Available data START
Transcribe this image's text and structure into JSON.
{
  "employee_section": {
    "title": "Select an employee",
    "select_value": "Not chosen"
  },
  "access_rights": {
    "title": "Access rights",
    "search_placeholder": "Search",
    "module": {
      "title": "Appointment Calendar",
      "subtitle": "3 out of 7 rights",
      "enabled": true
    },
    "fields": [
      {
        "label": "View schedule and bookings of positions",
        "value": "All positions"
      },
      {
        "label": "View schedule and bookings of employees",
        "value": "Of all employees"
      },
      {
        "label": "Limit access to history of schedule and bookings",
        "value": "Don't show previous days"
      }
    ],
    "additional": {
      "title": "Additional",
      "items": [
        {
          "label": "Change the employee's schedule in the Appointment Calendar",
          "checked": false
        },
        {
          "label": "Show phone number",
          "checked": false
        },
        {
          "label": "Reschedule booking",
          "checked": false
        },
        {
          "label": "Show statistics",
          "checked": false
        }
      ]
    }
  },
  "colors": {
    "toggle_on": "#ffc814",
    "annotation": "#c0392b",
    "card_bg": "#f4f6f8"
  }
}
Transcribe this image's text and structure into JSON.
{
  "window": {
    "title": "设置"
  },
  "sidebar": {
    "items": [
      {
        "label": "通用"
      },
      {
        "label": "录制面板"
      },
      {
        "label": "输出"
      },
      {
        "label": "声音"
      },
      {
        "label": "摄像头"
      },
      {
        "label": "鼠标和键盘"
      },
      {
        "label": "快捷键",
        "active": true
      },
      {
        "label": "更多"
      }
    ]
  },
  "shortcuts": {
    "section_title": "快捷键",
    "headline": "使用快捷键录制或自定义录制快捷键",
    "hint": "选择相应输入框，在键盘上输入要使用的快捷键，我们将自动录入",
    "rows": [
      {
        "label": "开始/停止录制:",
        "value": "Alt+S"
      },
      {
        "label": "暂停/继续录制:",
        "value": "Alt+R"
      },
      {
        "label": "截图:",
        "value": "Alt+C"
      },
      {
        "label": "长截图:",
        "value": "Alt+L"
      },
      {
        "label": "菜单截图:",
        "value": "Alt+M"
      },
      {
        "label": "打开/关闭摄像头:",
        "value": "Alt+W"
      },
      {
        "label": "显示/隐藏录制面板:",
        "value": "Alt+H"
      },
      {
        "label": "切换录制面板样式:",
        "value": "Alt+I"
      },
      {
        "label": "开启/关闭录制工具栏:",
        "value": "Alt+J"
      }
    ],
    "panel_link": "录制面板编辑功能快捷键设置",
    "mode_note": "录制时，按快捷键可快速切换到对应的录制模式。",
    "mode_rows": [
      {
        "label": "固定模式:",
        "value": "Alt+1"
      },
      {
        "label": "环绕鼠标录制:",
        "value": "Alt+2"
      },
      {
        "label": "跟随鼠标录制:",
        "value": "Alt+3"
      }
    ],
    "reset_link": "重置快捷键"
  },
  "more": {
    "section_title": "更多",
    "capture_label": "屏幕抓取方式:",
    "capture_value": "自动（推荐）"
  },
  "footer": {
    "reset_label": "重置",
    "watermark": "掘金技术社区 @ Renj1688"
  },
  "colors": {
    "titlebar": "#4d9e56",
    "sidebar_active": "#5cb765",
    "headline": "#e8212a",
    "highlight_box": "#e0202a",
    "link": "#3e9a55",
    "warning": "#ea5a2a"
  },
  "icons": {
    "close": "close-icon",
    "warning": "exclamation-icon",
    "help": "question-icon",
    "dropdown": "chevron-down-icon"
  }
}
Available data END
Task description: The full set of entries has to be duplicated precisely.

Response for this exercise:
Transcribe this image's text and structure into JSON.
{
  "employee_section": {
    "title": "Select an employee",
    "select_value": "Not chosen"
  },
  "access_rights": {
    "title": "Access rights",
    "search_placeholder": "Search",
    "module": {
      "title": "Appointment Calendar",
      "subtitle": "3 out of 7 rights",
      "enabled": true
    },
    "fields": [
      {
        "label": "View schedule and bookings of positions",
        "value": "All positions"
      },
      {
        "label": "View schedule and bookings of employees",
        "value": "Of all employees"
      },
      {
        "label": "Limit access to history of schedule and bookings",
        "value": "Don't show previous days"
      }
    ],
    "additional": {
      "title": "Additional",
      "items": [
        {
          "label": "Change the employee's schedule in the Appointment Calendar",
          "checked": false
        },
        {
          "label": "Show phone number",
          "checked": false
        },
        {
          "label": "Reschedule booking",
          "checked": false
        },
        {
          "label": "Show statistics",
          "checked": false
        }
      ]
    }
  },
  "colors": {
    "toggle_on": "#ffc814",
    "annotation": "#c0392b",
    "card_bg": "#f4f6f8"
  }
}
Transcribe this image's text and structure into JSON.
{
  "window": {
    "title": "设置"
  },
  "sidebar": {
    "items": [
      {
        "label": "通用"
      },
      {
        "label": "录制面板"
      },
      {
        "label": "输出"
      },
      {
        "label": "声音"
      },
      {
        "label": "摄像头"
      },
      {
        "label": "鼠标和键盘"
      },
      {
        "label": "快捷键",
        "active": true
      },
      {
        "label": "更多"
      }
    ]
  },
  "shortcuts": {
    "section_title": "快捷键",
    "headline": "使用快捷键录制或自定义录制快捷键",
    "hint": "选择相应输入框，在键盘上输入要使用的快捷键，我们将自动录入",
    "rows": [
      {
        "label": "开始/停止录制:",
        "value": "Alt+S"
      },
      {
        "label": "暂停/继续录制:",
        "value": "Alt+R"
      },
      {
        "label": "截图:",
        "value": "Alt+C"
      },
      {
        "label": "长截图:",
        "value": "Alt+L"
      },
      {
        "label": "菜单截图:",
        "value": "Alt+M"
      },
      {
        "label": "打开/关闭摄像头:",
        "value": "Alt+W"
      },
      {
        "label": "显示/隐藏录制面板:",
        "value": "Alt+H"
      },
      {
        "label": "切换录制面板样式:",
        "value": "Alt+I"
      },
      {
        "label": "开启/关闭录制工具栏:",
        "value": "Alt+J"
      }
    ],
    "panel_link": "录制面板编辑功能快捷键设置",
    "mode_note": "录制时，按快捷键可快速切换到对应的录制模式。",
    "mode_rows": [
      {
        "label": "固定模式:",
        "value": "Alt+1"
      },
      {
        "label": "环绕鼠标录制:",
        "value": "Alt+2"
      },
      {
        "label": "跟随鼠标录制:",
        "value": "Alt+3"
      }
    ],
    "reset_link": "重置快捷键"
  },
  "more": {
    "section_title": "更多",
    "capture_label": "屏幕抓取方式:",
    "capture_value": "自动（推荐）"
  },
  "footer": {
    "reset_label": "重置",
    "watermark": "掘金技术社区 @ Renj1688"
  },
  "colors": {
    "titlebar": "#4d9e56",
    "sidebar_active": "#5cb765",
    "headline": "#e8212a",
    "highlight_box": "#e0202a",
    "link": "#3e9a55",
    "warning": "#ea5a2a"
  },
  "icons": {
    "close": "close-icon",
    "warning": "exclamation-icon",
    "help": "question-icon",
    "dropdown": "chevron-down-icon"
  }
}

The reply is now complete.